Bad news for fans of Dame Hilary Mantel, two-time Man Booker winner and current Reith lecturer. It seems the concluding novel in her Thomas Cromwell trilogy is further from completion than we thought. The Mirror and the Light was due to be finished soon for publication in 2018 but, according to Mantel, that is looking 'increasingly unlikely'; 2019 is a more realistic option. Why the delay? 'People ask me if I’m having trouble killing off Thomas Cromwell,' says Mantel, 'No, why would I? As soon as [Cromwell is] dead, he will get up, put on his head again and charge on to the TV screen . . . and quite possibly there will be another stage play. So it’s simply a way-station on his road to triumph.' Die-hard fans might wish though that Mantel curtailed her extra-curricular activities – those Reith Lectures don't write themselves – and dedicate herself to Cromwell and Cromwell only.

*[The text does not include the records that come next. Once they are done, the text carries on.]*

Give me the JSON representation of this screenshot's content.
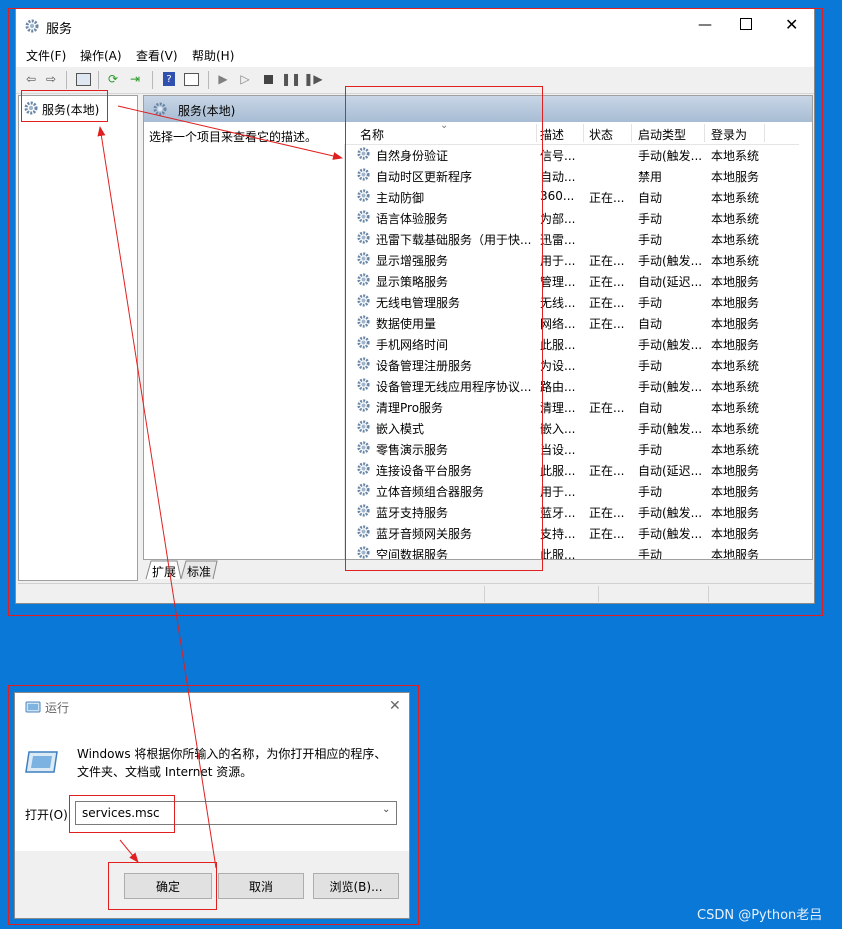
{
  "services_window": {
    "title": "服务",
    "menu": [
      "文件(F)",
      "操作(A)",
      "查看(V)",
      "帮助(H)"
    ],
    "toolbar_icons": [
      "back-icon",
      "forward-icon",
      "console-tree-icon",
      "refresh-icon",
      "export-icon",
      "help-icon",
      "properties-icon",
      "start-icon",
      "start-alt-icon",
      "stop-icon",
      "pause-icon",
      "resume-icon"
    ],
    "tree_item": "服务(本地)",
    "header_title": "服务(本地)",
    "description_hint": "选择一个项目来查看它的描述。",
    "columns": [
      "名称",
      "描述",
      "状态",
      "启动类型",
      "登录为"
    ],
    "rows": [
      [
        "自然身份验证",
        "信号...",
        "",
        "手动(触发...",
        "本地系统"
      ],
      [
        "自动时区更新程序",
        "自动...",
        "",
        "禁用",
        "本地服务"
      ],
      [
        "主动防御",
        "360...",
        "正在...",
        "自动",
        "本地系统"
      ],
      [
        "语言体验服务",
        "为部...",
        "",
        "手动",
        "本地系统"
      ],
      [
        "迅雷下载基础服务（用于快...",
        "迅雷...",
        "",
        "手动",
        "本地系统"
      ],
      [
        "显示增强服务",
        "用于...",
        "正在...",
        "手动(触发...",
        "本地系统"
      ],
      [
        "显示策略服务",
        "管理...",
        "正在...",
        "自动(延迟...",
        "本地服务"
      ],
      [
        "无线电管理服务",
        "无线...",
        "正在...",
        "手动",
        "本地服务"
      ],
      [
        "数据使用量",
        "网络...",
        "正在...",
        "自动",
        "本地服务"
      ],
      [
        "手机网络时间",
        "此服...",
        "",
        "手动(触发...",
        "本地服务"
      ],
      [
        "设备管理注册服务",
        "为设...",
        "",
        "手动",
        "本地系统"
      ],
      [
        "设备管理无线应用程序协议...",
        "路由...",
        "",
        "手动(触发...",
        "本地系统"
      ],
      [
        "清理Pro服务",
        "清理...",
        "正在...",
        "自动",
        "本地系统"
      ],
      [
        "嵌入模式",
        "嵌入...",
        "",
        "手动(触发...",
        "本地系统"
      ],
      [
        "零售演示服务",
        "当设...",
        "",
        "手动",
        "本地系统"
      ],
      [
        "连接设备平台服务",
        "此服...",
        "正在...",
        "自动(延迟...",
        "本地服务"
      ],
      [
        "立体音频组合器服务",
        "用于...",
        "",
        "手动",
        "本地服务"
      ],
      [
        "蓝牙支持服务",
        "蓝牙...",
        "正在...",
        "手动(触发...",
        "本地服务"
      ],
      [
        "蓝牙音频网关服务",
        "支持...",
        "正在...",
        "手动(触发...",
        "本地服务"
      ],
      [
        "空间数据服务",
        "此服...",
        "",
        "手动",
        "本地服务"
      ]
    ],
    "tabs": [
      "扩展",
      "标准"
    ]
  },
  "run_dialog": {
    "title": "运行",
    "description": "Windows 将根据你所输入的名称，为你打开相应的程序、文件夹、文档或 Internet 资源。",
    "open_label": "打开(O)",
    "input_value": "services.msc",
    "ok_label": "确定",
    "cancel_label": "取消",
    "browse_label": "浏览(B)..."
  },
  "watermark": "CSDN @Python老吕",
  "colors": {
    "desktop": "#0a78d7",
    "annotation": "#e02020",
    "header": "#a7bcd3"
  }
}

Sarah Hall, twice a Man Booker nominee, has just published a new book of short stories, Madame Zero. Some of the stories have an erotic undertow and Hall has expanded on the subject in a fascinating piece giving six rules aspiring writers of erotic fiction should follow. 1) Choose your language carefully and avoid cliché. 2) Beware metaphors – 'breasts like melons' is a no-no. 3) Make sure the scene serves the story and is not there simply to grab attention. 4) 'Watch out for those poetic flower bombs, but have licence to be artistic.' 5) Don't be afraid not to write about it. 6) Read other writers who write about sex well. In short, reckons Hall, sex on the page can be as fraught with difficulties and potential embarrassments as the real thing. 'Words are the activators or the assassins of a reader’s imagination – erotic or otherwise,' she says. 'In an attempt to describe a meaningful human interaction, linguistic over-enthusiasm might ruin a piece of text. I wonder how many sexual occasions have really been worthy of a Shakespearean sonnet? Let’s be honest.'

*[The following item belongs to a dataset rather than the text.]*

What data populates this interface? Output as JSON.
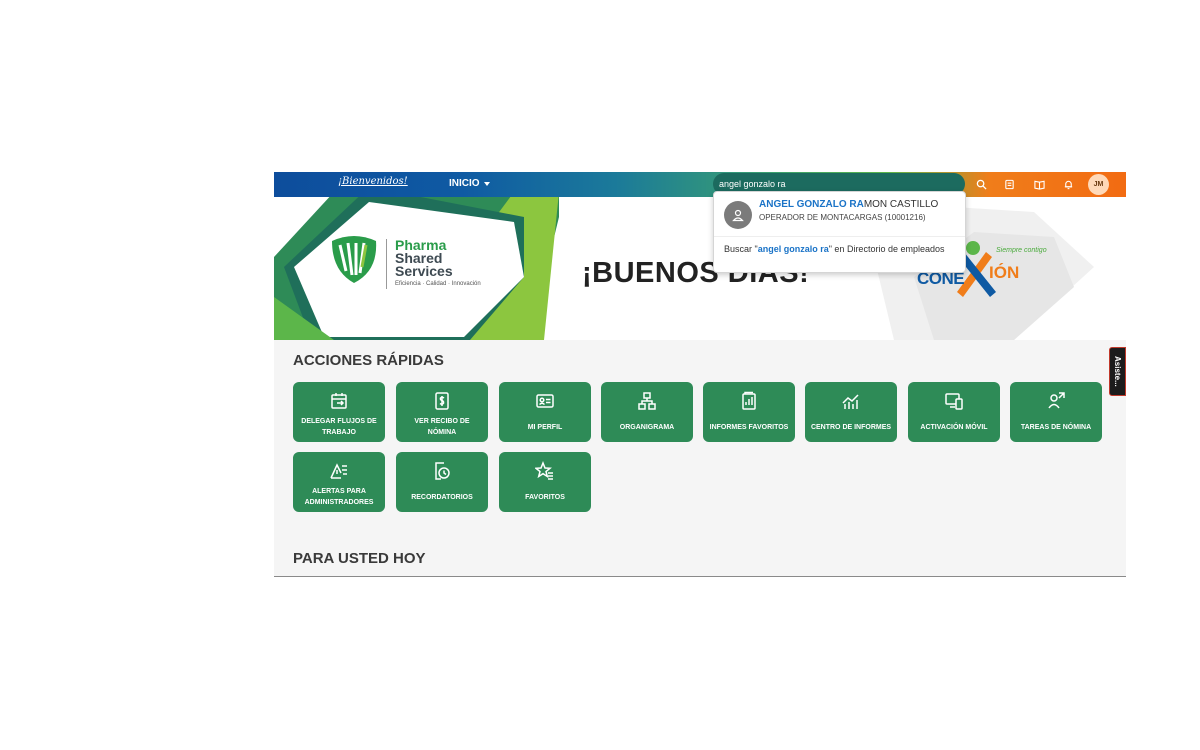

A reflection of modern academia or of the importance of the Man Booker International Prize? One of the papers presented at a conference at Ewha Womans University in Seoul, South Korea, was a forensic examination of how faithful the translator Deborah Smith had been to the original text of Han Kang's 2016 MBI-winning The Vegetarian. Apparently 10.9 per cent of the first part of the novel was mistranslated while another 5.7 per cent of the original text was omitted. But does this actually matter? A carefully-argued study of the Korean reaction to the Smith-Han collaboration argues that in some instances the translation actually intensifies the effect of the original and makes Han’s narrative 'stronger and more complex . . . and hence, more provocative to read'. What's more, the writer notes, 'It would serve us well to remember that 'unfaithfulness to the original' doesn’t necessarily mean betrayal, as if the translator carried out wilful acts of mistranslation.' Absolute fidelity to a text remains a knotty subject but “ultimately, Smith carried out perhaps the most important task of all: she successfully introduced a work of literature to people who might otherwise never have had a chance to read it. In that regard, Smith was faithful to the end.”

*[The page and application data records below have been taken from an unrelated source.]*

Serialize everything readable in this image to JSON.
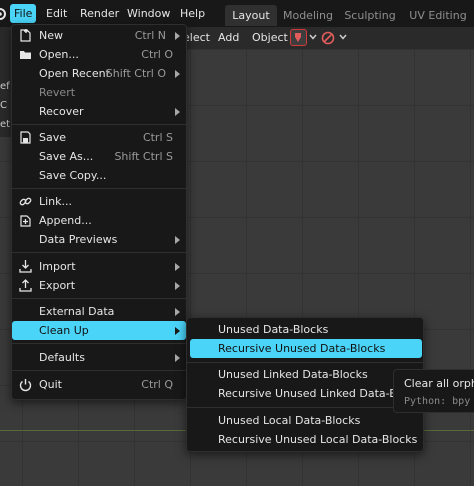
{
  "topbar": {
    "menus": [
      "File",
      "Edit",
      "Render",
      "Window",
      "Help"
    ],
    "workspace_tabs": [
      "Layout",
      "Modeling",
      "Sculpting",
      "UV Editing"
    ],
    "active_tab": "Layout"
  },
  "viewport_header": {
    "select_fragment": "elect",
    "add": "Add",
    "object": "Object"
  },
  "left_fragments": [
    "ef",
    "C",
    "et"
  ],
  "file_menu": {
    "items": [
      {
        "label": "New",
        "shortcut": "Ctrl N",
        "icon": "new-file-icon"
      },
      {
        "label": "Open...",
        "shortcut": "Ctrl O",
        "icon": "folder-icon"
      },
      {
        "label": "Open Recent",
        "shortcut": "Shift Ctrl O"
      },
      {
        "label": "Revert",
        "shortcut": ""
      },
      {
        "label": "Recover",
        "shortcut": ""
      },
      {
        "label": "Save",
        "shortcut": "Ctrl S",
        "icon": "save-icon"
      },
      {
        "label": "Save As...",
        "shortcut": "Shift Ctrl S"
      },
      {
        "label": "Save Copy...",
        "shortcut": ""
      },
      {
        "label": "Link...",
        "shortcut": "",
        "icon": "link-icon"
      },
      {
        "label": "Append...",
        "shortcut": "",
        "icon": "append-icon"
      },
      {
        "label": "Data Previews",
        "shortcut": ""
      },
      {
        "label": "Import",
        "shortcut": "",
        "icon": "import-icon"
      },
      {
        "label": "Export",
        "shortcut": "",
        "icon": "export-icon"
      },
      {
        "label": "External Data",
        "shortcut": ""
      },
      {
        "label": "Clean Up",
        "shortcut": ""
      },
      {
        "label": "Defaults",
        "shortcut": ""
      },
      {
        "label": "Quit",
        "shortcut": "Ctrl Q",
        "icon": "power-icon"
      }
    ]
  },
  "cleanup_submenu": {
    "items": [
      "Unused Data-Blocks",
      "Recursive Unused Data-Blocks",
      "Unused Linked Data-Blocks",
      "Recursive Unused Linked Data-Blocks",
      "Unused Local Data-Blocks",
      "Recursive Unused Local Data-Blocks"
    ]
  },
  "tooltip": {
    "description": "Clear all orpha",
    "python": "Python: bpy"
  },
  "colors": {
    "accent": "#4ad4f8",
    "menu_bg": "#181818",
    "viewport_bg": "#3a3a3a"
  }
}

If you thought Anne Enright's 2007 Man Booker win with The Gathering was a personal victory then think again. According to one website totting up Ireland's cultural highlights of the past 40 years it was about far more than one writer. 'Over the past 40 years, women writers in Ireland have gradually worked their way to the forefront. The culmination of what had been a long, slow battle for equality of opportunity came when Anne Enright stepped up to win the Man Booker Prize,' it noted. “Enright’s reputation has continued to grow. So has the recognition being accorded to Irish women writers, with a new generation including Lisa McInerney, Sara Baume, Eimear McBride and Sally Rooney confirming that women really are doing it for themselves.” It is now a decade since Enright's win and it is fascinating to see how one distinct cultural episode has has broadened and deepened in popular perception.